prepared for loss of these means of communication. FM radio should be used as little as possible;
preferably not at all.
Access Control Points
Functions. The purpose of an access control point is implied in its name. It is to ensure that only
specifically designated individuals are allowed to enter the facility. An access control point is used at
facilities that are highly sensitive. Because they are so sensitive, OPSEC assumes even greater
importance. Light and noise discipline must be maintained. All reasonable steps should be taken to
avoid making it easy for enemy elements to identify the facility as a sensitive one.
When persons approach the access control point they are stopped. Positive identification is required.
The identification is checked against an access roster. The access roster is provided by the officer in
charge of the facility. Anyone attempting to enter the facility who is not on the access roster is
detained. Facility personnel designated in the guard orders or SOP are notified. The officer in charge
of the facility, or his designated representative, will determine what to do with the individual. Specific
instructions for this type of occurrence must be included in the guard orders.
Some facilities may also use a badge system. This may be in addition to or in place of the access
roster. Other facilities may use various combinations of entry systems. Whatever system is used must
be specified in the access point SOP and/or guard orders, which must also include contingency orders.

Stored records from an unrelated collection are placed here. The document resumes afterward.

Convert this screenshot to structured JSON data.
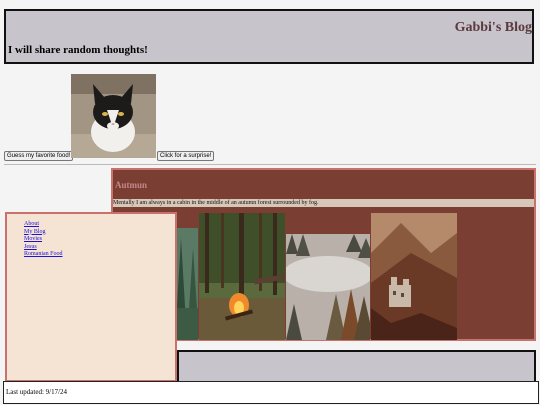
{
  "header": {
    "blog_title": "Gabbi's Blog",
    "tagline": "I will share random thoughts!"
  },
  "buttons": {
    "food": "Guess my favorite food!",
    "surprise": "Click for a surprise!"
  },
  "autumn": {
    "title": "Autmun",
    "description": "Mentally I am always in a cabin in the middle of an autumn forest surrounded by fog."
  },
  "nav": {
    "items": [
      {
        "label": "About"
      },
      {
        "label": "My Blog"
      },
      {
        "label": "Movies"
      },
      {
        "label": "Jesus"
      },
      {
        "label": "Romanian Food"
      }
    ]
  },
  "footer": {
    "text": "Last updated: 9/17/24"
  },
  "images": {
    "cat": "cat-photo",
    "forest": "forest-photo",
    "campfire": "campfire-photo",
    "fog": "foggy-forest-photo",
    "castle": "castle-photo"
  }
}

Location. An access control point is located near the entrance to the facility. No one should be able to
enter the facility without going through